§ **Exercise**: Write the records out exactly as they read, but not the pictures.
*-*-*
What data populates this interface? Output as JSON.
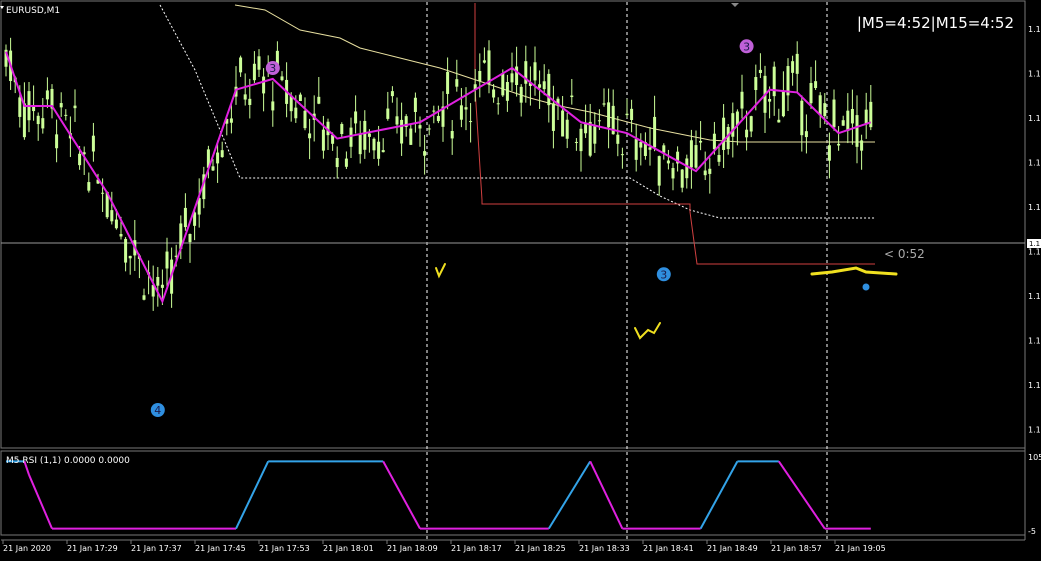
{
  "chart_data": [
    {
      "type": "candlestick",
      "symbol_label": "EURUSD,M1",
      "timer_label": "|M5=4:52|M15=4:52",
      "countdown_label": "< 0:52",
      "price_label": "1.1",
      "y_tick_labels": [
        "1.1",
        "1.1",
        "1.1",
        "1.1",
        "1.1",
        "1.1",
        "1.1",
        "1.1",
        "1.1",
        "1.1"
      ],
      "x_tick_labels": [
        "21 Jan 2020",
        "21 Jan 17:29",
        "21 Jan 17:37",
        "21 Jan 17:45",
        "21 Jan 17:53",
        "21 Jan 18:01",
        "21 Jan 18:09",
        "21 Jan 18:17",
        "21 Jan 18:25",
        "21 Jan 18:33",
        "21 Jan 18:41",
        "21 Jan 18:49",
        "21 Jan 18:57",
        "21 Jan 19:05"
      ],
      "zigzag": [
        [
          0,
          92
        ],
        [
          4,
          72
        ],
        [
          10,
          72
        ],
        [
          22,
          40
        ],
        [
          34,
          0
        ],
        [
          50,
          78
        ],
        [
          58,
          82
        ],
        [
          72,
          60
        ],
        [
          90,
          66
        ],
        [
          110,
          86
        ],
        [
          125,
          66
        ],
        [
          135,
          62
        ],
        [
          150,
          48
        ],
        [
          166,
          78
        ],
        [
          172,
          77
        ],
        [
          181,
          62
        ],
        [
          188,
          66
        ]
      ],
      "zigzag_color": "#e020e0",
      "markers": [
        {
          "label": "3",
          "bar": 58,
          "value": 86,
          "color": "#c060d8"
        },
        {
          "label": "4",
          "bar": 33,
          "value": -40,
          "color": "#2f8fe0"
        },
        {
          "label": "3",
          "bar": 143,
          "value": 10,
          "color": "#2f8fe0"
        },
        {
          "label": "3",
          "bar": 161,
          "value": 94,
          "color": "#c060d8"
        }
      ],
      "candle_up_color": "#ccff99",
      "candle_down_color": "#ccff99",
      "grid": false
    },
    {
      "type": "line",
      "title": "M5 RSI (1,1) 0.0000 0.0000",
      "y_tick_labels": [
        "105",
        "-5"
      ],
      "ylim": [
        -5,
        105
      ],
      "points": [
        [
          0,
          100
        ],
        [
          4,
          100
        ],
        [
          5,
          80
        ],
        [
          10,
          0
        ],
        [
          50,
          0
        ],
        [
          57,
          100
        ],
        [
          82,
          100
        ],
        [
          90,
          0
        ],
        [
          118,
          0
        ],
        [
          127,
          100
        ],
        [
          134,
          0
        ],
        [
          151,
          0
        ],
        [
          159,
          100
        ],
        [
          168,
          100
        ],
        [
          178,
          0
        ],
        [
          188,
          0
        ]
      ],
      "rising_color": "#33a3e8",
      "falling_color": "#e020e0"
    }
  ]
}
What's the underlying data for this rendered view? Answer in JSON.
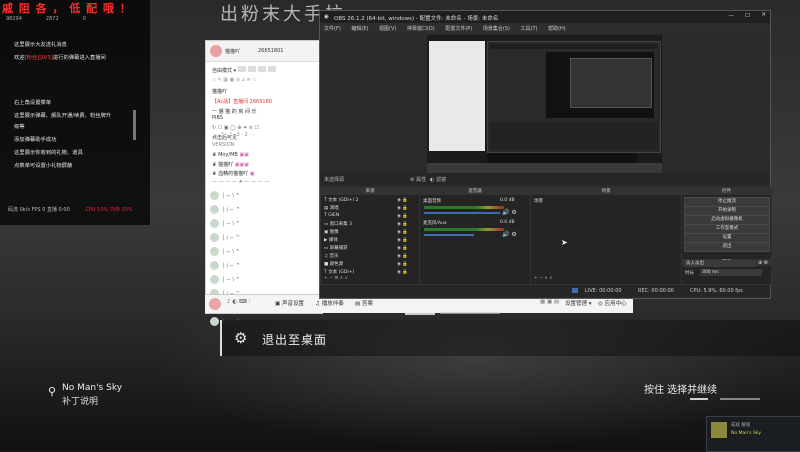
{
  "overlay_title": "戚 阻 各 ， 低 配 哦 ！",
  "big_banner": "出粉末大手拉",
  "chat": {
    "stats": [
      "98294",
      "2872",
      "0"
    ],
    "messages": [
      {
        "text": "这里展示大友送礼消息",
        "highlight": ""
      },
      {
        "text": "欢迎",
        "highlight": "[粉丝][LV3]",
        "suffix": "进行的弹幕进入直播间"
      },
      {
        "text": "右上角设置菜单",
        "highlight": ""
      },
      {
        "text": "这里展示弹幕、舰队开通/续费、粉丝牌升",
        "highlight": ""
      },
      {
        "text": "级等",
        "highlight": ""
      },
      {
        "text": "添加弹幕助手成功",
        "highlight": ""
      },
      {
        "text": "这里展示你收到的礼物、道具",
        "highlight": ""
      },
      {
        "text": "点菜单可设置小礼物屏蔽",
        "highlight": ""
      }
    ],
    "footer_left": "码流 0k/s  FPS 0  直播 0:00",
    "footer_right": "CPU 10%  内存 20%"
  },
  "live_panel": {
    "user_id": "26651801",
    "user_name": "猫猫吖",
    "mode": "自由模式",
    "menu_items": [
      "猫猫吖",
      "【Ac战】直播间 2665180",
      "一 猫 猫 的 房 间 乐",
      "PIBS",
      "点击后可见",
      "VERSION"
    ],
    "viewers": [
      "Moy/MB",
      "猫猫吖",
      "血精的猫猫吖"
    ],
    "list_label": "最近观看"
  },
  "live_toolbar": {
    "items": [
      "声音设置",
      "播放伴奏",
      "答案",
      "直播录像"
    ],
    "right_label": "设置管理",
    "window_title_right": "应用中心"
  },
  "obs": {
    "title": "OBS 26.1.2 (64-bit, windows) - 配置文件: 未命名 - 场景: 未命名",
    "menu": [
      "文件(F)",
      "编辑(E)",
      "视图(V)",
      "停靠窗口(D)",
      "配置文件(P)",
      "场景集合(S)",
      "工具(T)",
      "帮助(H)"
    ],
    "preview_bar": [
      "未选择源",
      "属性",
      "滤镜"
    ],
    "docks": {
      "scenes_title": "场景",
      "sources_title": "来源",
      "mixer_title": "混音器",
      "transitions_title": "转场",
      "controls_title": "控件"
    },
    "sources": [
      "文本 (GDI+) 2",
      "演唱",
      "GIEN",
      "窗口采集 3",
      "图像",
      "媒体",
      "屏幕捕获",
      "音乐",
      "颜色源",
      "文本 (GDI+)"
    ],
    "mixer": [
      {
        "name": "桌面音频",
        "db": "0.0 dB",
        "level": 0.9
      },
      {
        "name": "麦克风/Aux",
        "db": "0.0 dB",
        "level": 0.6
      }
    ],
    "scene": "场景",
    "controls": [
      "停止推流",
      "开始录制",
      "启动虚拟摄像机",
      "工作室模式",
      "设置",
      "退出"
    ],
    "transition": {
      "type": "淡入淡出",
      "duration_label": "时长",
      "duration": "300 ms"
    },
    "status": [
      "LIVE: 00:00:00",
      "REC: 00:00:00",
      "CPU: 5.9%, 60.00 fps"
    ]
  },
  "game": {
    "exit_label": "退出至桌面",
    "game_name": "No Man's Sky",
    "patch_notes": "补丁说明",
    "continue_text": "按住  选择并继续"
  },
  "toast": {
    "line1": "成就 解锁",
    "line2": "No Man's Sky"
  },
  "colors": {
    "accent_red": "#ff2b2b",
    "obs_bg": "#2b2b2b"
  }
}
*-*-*
§ **Answer box**:
What data populates this interface? Output as JSON.
{
  "chart_data": [
    {
      "type": "candlestick",
      "symbol_label": "EURUSD,M1",
      "timer_label": "|M5=4:52|M15=4:52",
      "countdown_label": "< 0:52",
      "price_label": "1.1",
      "y_tick_labels": [
        "1.1",
        "1.1",
        "1.1",
        "1.1",
        "1.1",
        "1.1",
        "1.1",
        "1.1",
        "1.1",
        "1.1"
      ],
      "x_tick_labels": [
        "21 Jan 2020",
        "21 Jan 17:29",
        "21 Jan 17:37",
        "21 Jan 17:45",
        "21 Jan 17:53",
        "21 Jan 18:01",
        "21 Jan 18:09",
        "21 Jan 18:17",
        "21 Jan 18:25",
        "21 Jan 18:33",
        "21 Jan 18:41",
        "21 Jan 18:49",
        "21 Jan 18:57",
        "21 Jan 19:05"
      ],
      "zigzag": [
        [
          0,
          92
        ],
        [
          4,
          72
        ],
        [
          10,
          72
        ],
        [
          22,
          40
        ],
        [
          34,
          0
        ],
        [
          50,
          78
        ],
        [
          58,
          82
        ],
        [
          72,
          60
        ],
        [
          90,
          66
        ],
        [
          110,
          86
        ],
        [
          125,
          66
        ],
        [
          135,
          62
        ],
        [
          150,
          48
        ],
        [
          166,
          78
        ],
        [
          172,
          77
        ],
        [
          181,
          62
        ],
        [
          188,
          66
        ]
      ],
      "zigzag_color": "#e020e0",
      "markers": [
        {
          "label": "3",
          "bar": 58,
          "value": 86,
          "color": "#c060d8"
        },
        {
          "label": "4",
          "bar": 33,
          "value": -40,
          "color": "#2f8fe0"
        },
        {
          "label": "3",
          "bar": 143,
          "value": 10,
          "color": "#2f8fe0"
        },
        {
          "label": "3",
          "bar": 161,
          "value": 94,
          "color": "#c060d8"
        }
      ],
      "candle_up_color": "#ccff99",
      "candle_down_color": "#ccff99",
      "grid": false
    },
    {
      "type": "line",
      "title": "M5 RSI (1,1) 0.0000 0.0000",
      "y_tick_labels": [
        "105",
        "-5"
      ],
      "ylim": [
        -5,
        105
      ],
      "points": [
        [
          0,
          100
        ],
        [
          4,
          100
        ],
        [
          5,
          80
        ],
        [
          10,
          0
        ],
        [
          50,
          0
        ],
        [
          57,
          100
        ],
        [
          82,
          100
        ],
        [
          90,
          0
        ],
        [
          118,
          0
        ],
        [
          127,
          100
        ],
        [
          134,
          0
        ],
        [
          151,
          0
        ],
        [
          159,
          100
        ],
        [
          168,
          100
        ],
        [
          178,
          0
        ],
        [
          188,
          0
        ]
      ],
      "rising_color": "#33a3e8",
      "falling_color": "#e020e0"
    }
  ]
}
What's the underlying data for this rendered view? Answer in JSON.
{
  "overlay_title": "戚 阻 各 ， 低 配 哦 ！",
  "big_banner": "出粉末大手拉",
  "chat": {
    "stats": [
      "98294",
      "2872",
      "0"
    ],
    "messages": [
      {
        "text": "这里展示大友送礼消息",
        "highlight": ""
      },
      {
        "text": "欢迎",
        "highlight": "[粉丝][LV3]",
        "suffix": "进行的弹幕进入直播间"
      },
      {
        "text": "右上角设置菜单",
        "highlight": ""
      },
      {
        "text": "这里展示弹幕、舰队开通/续费、粉丝牌升",
        "highlight": ""
      },
      {
        "text": "级等",
        "highlight": ""
      },
      {
        "text": "添加弹幕助手成功",
        "highlight": ""
      },
      {
        "text": "这里展示你收到的礼物、道具",
        "highlight": ""
      },
      {
        "text": "点菜单可设置小礼物屏蔽",
        "highlight": ""
      }
    ],
    "footer_left": "码流 0k/s  FPS 0  直播 0:00",
    "footer_right": "CPU 10%  内存 20%"
  },
  "live_panel": {
    "user_id": "26651801",
    "user_name": "猫猫吖",
    "mode": "自由模式",
    "menu_items": [
      "猫猫吖",
      "【Ac战】直播间 2665180",
      "一 猫 猫 的 房 间 乐",
      "PIBS",
      "点击后可见",
      "VERSION"
    ],
    "viewers": [
      "Moy/MB",
      "猫猫吖",
      "血精的猫猫吖"
    ],
    "list_label": "最近观看"
  },
  "live_toolbar": {
    "items": [
      "声音设置",
      "播放伴奏",
      "答案",
      "直播录像"
    ],
    "right_label": "设置管理",
    "window_title_right": "应用中心"
  },
  "obs": {
    "title": "OBS 26.1.2 (64-bit, windows) - 配置文件: 未命名 - 场景: 未命名",
    "menu": [
      "文件(F)",
      "编辑(E)",
      "视图(V)",
      "停靠窗口(D)",
      "配置文件(P)",
      "场景集合(S)",
      "工具(T)",
      "帮助(H)"
    ],
    "preview_bar": [
      "未选择源",
      "属性",
      "滤镜"
    ],
    "docks": {
      "scenes_title": "场景",
      "sources_title": "来源",
      "mixer_title": "混音器",
      "transitions_title": "转场",
      "controls_title": "控件"
    },
    "sources": [
      "文本 (GDI+) 2",
      "演唱",
      "GIEN",
      "窗口采集 3",
      "图像",
      "媒体",
      "屏幕捕获",
      "音乐",
      "颜色源",
      "文本 (GDI+)"
    ],
    "mixer": [
      {
        "name": "桌面音频",
        "db": "0.0 dB",
        "level": 0.9
      },
      {
        "name": "麦克风/Aux",
        "db": "0.0 dB",
        "level": 0.6
      }
    ],
    "scene": "场景",
    "controls": [
      "停止推流",
      "开始录制",
      "启动虚拟摄像机",
      "工作室模式",
      "设置",
      "退出"
    ],
    "transition": {
      "type": "淡入淡出",
      "duration_label": "时长",
      "duration": "300 ms"
    },
    "status": [
      "LIVE: 00:00:00",
      "REC: 00:00:00",
      "CPU: 5.9%, 60.00 fps"
    ]
  },
  "game": {
    "exit_label": "退出至桌面",
    "game_name": "No Man's Sky",
    "patch_notes": "补丁说明",
    "continue_text": "按住  选择并继续"
  },
  "toast": {
    "line1": "成就 解锁",
    "line2": "No Man's Sky"
  },
  "colors": {
    "accent_red": "#ff2b2b",
    "obs_bg": "#2b2b2b"
  }
}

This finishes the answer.